My roommates and I have this running joke (no pun intended) that the only potentially negative thing that will happen in Spain is one of us will more than likely get hit by a car. Everyone knows it will probably be me but no one wants to say it. Well, or Chelsea actually. She is clumsy as well...we are the perfect pair.

This is Chelsea sleeping on the bus.

But I am not that mean. This is really what she looks like (que guapa!):
We have a lot of fun together, and are beginning to learn that as we trip up and down the stairs to and from the metro, or embarrassingly stammer out terrible Spanish to our cab driver, we are in Spain, so in the end it is "no pasa nada."

Saturday, September 18, 2010

A Day in the Park

Needless to say, packing happened. I am in Spain and have been here for a few weeks now. Cats are everywhere, so naturally it is already my favorite place in all the world. Cats are in the parks chasing each other, in the alleyways, staring at you, and always relaxing, napping in the grass. 

Spaniards are kind of like cats.  They are cute always, never  forgetting the perfect accessory along with an ideal set of shoes. They spend time together, walking in the streets holding hands, some hurriedly, some not. They are extremely affectionate towards each other, but, like cats J, are bothered by the loud, rambunctious traveling group of Americans that we are. And lastly, they stare at you and study. They have no problem staring, because you are in their country and not the other way around. The metro is where all of this magic happens.
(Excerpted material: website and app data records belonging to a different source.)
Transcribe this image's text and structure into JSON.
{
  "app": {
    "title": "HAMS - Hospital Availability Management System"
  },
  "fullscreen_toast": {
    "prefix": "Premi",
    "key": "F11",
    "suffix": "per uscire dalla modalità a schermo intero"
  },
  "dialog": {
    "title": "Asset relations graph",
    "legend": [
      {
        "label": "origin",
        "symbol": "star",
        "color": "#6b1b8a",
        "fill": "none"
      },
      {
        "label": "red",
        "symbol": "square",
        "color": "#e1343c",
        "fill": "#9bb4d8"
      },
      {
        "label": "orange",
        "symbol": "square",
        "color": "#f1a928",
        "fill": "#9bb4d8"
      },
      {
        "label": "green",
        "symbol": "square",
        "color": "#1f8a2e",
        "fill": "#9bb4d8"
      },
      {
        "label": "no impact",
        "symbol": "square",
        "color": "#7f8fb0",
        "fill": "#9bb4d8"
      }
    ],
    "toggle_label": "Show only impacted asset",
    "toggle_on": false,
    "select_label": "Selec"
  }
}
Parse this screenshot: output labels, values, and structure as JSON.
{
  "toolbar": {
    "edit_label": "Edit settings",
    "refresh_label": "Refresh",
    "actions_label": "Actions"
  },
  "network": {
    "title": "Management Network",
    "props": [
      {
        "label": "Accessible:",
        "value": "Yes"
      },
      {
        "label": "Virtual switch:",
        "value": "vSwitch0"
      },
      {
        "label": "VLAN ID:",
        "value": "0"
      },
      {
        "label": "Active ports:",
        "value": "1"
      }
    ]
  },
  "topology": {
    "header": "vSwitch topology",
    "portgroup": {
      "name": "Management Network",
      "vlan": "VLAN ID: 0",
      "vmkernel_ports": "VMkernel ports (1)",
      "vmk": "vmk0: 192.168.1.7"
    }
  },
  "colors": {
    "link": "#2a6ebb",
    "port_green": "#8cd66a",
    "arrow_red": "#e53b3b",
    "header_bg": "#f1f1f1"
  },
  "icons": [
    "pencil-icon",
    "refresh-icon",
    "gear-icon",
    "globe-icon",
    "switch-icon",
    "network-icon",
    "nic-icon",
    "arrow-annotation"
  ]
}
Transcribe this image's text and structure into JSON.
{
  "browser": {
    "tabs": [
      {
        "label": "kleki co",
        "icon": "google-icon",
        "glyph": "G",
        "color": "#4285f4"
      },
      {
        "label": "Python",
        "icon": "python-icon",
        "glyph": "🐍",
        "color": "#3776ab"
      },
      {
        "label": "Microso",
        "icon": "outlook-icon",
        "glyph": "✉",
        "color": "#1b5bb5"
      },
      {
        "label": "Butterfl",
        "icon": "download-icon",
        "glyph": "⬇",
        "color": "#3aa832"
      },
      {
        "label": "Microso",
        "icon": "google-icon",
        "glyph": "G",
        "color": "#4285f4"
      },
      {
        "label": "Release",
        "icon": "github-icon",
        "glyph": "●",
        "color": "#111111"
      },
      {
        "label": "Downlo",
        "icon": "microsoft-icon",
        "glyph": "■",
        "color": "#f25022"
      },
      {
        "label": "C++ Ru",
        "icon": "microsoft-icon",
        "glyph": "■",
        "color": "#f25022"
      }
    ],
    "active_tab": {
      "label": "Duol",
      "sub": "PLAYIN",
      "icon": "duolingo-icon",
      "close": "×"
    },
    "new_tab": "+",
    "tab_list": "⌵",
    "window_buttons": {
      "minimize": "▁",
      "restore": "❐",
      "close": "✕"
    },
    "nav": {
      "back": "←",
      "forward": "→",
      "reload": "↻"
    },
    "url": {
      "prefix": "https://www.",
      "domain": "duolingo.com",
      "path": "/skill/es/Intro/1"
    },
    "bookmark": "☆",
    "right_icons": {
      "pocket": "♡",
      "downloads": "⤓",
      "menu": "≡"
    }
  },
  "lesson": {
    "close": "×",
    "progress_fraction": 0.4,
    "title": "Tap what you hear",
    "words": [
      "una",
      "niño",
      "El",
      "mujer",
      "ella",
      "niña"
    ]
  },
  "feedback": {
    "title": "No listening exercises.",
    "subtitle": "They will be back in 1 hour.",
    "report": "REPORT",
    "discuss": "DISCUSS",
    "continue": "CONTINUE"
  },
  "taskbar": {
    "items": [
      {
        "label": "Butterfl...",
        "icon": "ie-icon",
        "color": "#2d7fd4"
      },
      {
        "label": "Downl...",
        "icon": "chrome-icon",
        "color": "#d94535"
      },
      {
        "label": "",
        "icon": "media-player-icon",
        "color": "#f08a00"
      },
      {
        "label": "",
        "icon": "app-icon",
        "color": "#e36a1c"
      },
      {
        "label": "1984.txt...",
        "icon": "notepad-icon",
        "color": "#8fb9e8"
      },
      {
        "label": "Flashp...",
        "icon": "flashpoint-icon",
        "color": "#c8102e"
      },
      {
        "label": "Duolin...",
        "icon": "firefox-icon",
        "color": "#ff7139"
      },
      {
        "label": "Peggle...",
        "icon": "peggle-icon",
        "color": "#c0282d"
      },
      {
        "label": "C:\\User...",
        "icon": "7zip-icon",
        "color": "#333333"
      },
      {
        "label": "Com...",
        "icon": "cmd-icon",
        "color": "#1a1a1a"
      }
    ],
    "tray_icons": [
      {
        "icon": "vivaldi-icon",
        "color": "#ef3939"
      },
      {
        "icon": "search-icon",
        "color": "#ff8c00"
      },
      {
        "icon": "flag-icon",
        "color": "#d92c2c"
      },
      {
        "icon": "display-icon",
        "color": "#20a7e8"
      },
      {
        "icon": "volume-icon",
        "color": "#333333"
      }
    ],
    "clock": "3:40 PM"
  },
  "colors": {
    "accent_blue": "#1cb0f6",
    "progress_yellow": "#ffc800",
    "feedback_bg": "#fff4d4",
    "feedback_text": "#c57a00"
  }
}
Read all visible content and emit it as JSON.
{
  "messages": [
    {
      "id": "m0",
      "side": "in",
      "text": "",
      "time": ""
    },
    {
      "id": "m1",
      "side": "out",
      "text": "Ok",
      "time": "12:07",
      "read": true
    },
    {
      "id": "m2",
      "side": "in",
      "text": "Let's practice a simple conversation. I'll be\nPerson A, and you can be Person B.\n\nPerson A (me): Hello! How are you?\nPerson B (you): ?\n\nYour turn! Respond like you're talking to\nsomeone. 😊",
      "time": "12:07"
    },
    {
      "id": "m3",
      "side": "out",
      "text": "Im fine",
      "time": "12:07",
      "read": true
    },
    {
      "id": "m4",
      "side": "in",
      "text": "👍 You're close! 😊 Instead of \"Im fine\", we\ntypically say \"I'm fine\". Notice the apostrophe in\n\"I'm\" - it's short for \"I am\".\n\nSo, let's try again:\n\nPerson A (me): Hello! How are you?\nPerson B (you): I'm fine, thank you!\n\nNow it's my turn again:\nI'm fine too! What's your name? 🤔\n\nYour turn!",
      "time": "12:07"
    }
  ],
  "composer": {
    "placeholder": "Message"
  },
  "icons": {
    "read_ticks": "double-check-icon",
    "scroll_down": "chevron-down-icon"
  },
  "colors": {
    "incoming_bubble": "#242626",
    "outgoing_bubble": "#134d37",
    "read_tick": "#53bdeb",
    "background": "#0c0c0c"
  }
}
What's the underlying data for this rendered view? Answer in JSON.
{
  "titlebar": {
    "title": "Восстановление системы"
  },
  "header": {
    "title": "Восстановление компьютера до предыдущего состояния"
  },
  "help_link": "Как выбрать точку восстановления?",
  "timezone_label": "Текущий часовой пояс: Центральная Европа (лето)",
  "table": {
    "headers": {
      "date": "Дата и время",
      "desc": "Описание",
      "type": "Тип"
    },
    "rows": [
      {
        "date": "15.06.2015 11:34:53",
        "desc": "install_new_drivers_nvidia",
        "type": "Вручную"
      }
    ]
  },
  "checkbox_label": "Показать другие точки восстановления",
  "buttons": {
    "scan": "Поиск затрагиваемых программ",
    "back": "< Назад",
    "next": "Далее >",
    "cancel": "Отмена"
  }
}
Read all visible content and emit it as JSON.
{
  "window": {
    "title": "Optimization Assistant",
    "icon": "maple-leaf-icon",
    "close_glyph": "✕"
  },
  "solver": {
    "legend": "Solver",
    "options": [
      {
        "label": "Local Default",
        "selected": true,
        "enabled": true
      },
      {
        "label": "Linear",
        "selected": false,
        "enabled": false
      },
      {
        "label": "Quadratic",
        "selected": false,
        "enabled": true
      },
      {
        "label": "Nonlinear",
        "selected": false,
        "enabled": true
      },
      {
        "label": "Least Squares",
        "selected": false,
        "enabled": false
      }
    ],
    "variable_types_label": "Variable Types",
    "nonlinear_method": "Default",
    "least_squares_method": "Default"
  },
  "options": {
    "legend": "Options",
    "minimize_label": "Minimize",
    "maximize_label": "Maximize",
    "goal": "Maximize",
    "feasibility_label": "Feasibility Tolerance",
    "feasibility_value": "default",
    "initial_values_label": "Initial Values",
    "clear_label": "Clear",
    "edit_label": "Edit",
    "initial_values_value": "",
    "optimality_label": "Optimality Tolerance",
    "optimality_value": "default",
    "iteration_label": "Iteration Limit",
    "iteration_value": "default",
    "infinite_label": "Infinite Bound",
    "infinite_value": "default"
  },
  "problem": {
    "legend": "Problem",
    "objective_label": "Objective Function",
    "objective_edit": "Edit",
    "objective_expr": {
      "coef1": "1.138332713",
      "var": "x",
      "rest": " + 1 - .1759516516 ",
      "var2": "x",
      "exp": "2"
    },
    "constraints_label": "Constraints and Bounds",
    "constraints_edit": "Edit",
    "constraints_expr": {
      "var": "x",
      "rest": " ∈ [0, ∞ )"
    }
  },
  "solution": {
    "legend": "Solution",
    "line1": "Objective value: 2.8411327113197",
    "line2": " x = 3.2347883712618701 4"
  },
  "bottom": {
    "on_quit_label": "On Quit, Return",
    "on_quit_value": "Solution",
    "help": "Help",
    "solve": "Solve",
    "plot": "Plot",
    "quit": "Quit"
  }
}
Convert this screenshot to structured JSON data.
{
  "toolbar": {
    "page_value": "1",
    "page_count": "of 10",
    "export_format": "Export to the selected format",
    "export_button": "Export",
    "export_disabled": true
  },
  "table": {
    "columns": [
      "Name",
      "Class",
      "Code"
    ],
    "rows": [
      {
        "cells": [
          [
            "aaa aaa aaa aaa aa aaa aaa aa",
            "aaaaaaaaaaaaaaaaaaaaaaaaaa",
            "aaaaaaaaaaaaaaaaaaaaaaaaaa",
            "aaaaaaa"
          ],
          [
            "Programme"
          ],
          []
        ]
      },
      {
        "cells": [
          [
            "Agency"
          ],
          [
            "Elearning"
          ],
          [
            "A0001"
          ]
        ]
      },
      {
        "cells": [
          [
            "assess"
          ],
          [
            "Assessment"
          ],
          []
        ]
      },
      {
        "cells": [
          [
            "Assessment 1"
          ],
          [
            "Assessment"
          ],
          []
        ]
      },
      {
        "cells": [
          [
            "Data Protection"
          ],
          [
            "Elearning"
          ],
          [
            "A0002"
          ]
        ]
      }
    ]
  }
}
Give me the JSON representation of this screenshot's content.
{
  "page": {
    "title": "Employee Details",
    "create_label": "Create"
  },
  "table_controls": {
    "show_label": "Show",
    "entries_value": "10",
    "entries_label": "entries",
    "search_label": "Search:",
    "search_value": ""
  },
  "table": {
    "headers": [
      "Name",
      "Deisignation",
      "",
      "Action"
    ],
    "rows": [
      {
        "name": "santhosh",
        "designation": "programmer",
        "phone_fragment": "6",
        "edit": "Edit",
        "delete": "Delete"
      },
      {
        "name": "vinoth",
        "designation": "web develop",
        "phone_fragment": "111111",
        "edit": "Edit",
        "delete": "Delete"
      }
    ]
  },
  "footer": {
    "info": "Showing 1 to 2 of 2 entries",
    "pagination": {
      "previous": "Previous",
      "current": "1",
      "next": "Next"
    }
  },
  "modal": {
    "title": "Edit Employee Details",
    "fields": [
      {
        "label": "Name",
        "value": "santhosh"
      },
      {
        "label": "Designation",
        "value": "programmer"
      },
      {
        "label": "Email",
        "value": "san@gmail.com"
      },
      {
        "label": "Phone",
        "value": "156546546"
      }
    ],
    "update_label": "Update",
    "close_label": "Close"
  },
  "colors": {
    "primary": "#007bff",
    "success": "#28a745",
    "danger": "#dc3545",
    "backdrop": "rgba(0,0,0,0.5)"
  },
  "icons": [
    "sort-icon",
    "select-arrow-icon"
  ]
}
 The first time we were on the metro, we got lost. The second time we were on the metro, we got lost again. As one of my professors says (in his jumbled mix of funny Spanglish), “It is confusing in the head because there is lot of different direction, but when you understand, you understand.” Very true. The third time we did not get lost, and discovered that the metro could quite possibility be the best form of high speed transportation on this planet. Depending on where you live, the metro can pretty much take you anywhere in the city in less than 30 minutes. I think the most effective part of the metro is the way people are rushed in and out; there is about 20 seconds in which the doors open and you can either enter or leave, but after those 20 seconds, a bell rings and the doors shut, whether you are in it or not. Also, the metro is underground, which means that whenever, wherever  you are walking in Madrid, thousands of people are traveling right beneath your feet. Take that, 405…

My favorite day so far has been our Sunday in the park. Here’s why:

 Everything about that day was perfect.